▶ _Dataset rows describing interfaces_
****************
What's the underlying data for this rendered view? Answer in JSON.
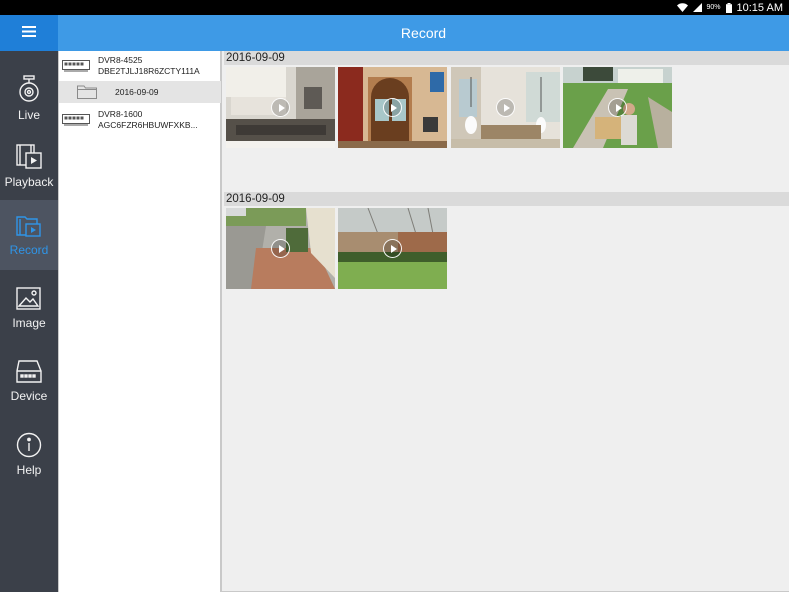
{
  "status_bar": {
    "battery": "90%",
    "time": "10:15 AM"
  },
  "header": {
    "title": "Record"
  },
  "nav": [
    {
      "key": "live",
      "label": "Live",
      "icon": "camera-icon"
    },
    {
      "key": "playback",
      "label": "Playback",
      "icon": "film-icon"
    },
    {
      "key": "record",
      "label": "Record",
      "icon": "record-folder-icon"
    },
    {
      "key": "image",
      "label": "Image",
      "icon": "image-icon"
    },
    {
      "key": "device",
      "label": "Device",
      "icon": "dvr-device-icon"
    },
    {
      "key": "help",
      "label": "Help",
      "icon": "info-icon"
    }
  ],
  "active_nav": "record",
  "tree": {
    "devices": [
      {
        "name": "DVR8-4525",
        "id": "DBE2TJLJ18R6ZCTY111A",
        "folders": [
          "2016-09-09"
        ]
      },
      {
        "name": "DVR8-1600",
        "id": "AGC6FZR6HBUWFXKB..."
      }
    ]
  },
  "groups": [
    {
      "date": "2016-09-09",
      "items": [
        "kitchen",
        "front door",
        "dining room",
        "front yard delivery"
      ]
    },
    {
      "date": "2016-09-09",
      "items": [
        "side walkway",
        "backyard"
      ]
    }
  ],
  "colors": {
    "header": "#3e9ae6",
    "menu": "#1f7fd8",
    "sidebar": "#3b4049",
    "active": "#2f95e8"
  }
}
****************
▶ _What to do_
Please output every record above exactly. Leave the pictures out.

▶ _Written answer_
What's the underlying data for this rendered view? Answer in JSON.
{
  "status_bar": {
    "battery": "90%",
    "time": "10:15 AM"
  },
  "header": {
    "title": "Record"
  },
  "nav": [
    {
      "key": "live",
      "label": "Live",
      "icon": "camera-icon"
    },
    {
      "key": "playback",
      "label": "Playback",
      "icon": "film-icon"
    },
    {
      "key": "record",
      "label": "Record",
      "icon": "record-folder-icon"
    },
    {
      "key": "image",
      "label": "Image",
      "icon": "image-icon"
    },
    {
      "key": "device",
      "label": "Device",
      "icon": "dvr-device-icon"
    },
    {
      "key": "help",
      "label": "Help",
      "icon": "info-icon"
    }
  ],
  "active_nav": "record",
  "tree": {
    "devices": [
      {
        "name": "DVR8-4525",
        "id": "DBE2TJLJ18R6ZCTY111A",
        "folders": [
          "2016-09-09"
        ]
      },
      {
        "name": "DVR8-1600",
        "id": "AGC6FZR6HBUWFXKB..."
      }
    ]
  },
  "groups": [
    {
      "date": "2016-09-09",
      "items": [
        "kitchen",
        "front door",
        "dining room",
        "front yard delivery"
      ]
    },
    {
      "date": "2016-09-09",
      "items": [
        "side walkway",
        "backyard"
      ]
    }
  ],
  "colors": {
    "header": "#3e9ae6",
    "menu": "#1f7fd8",
    "sidebar": "#3b4049",
    "active": "#2f95e8"
  }
}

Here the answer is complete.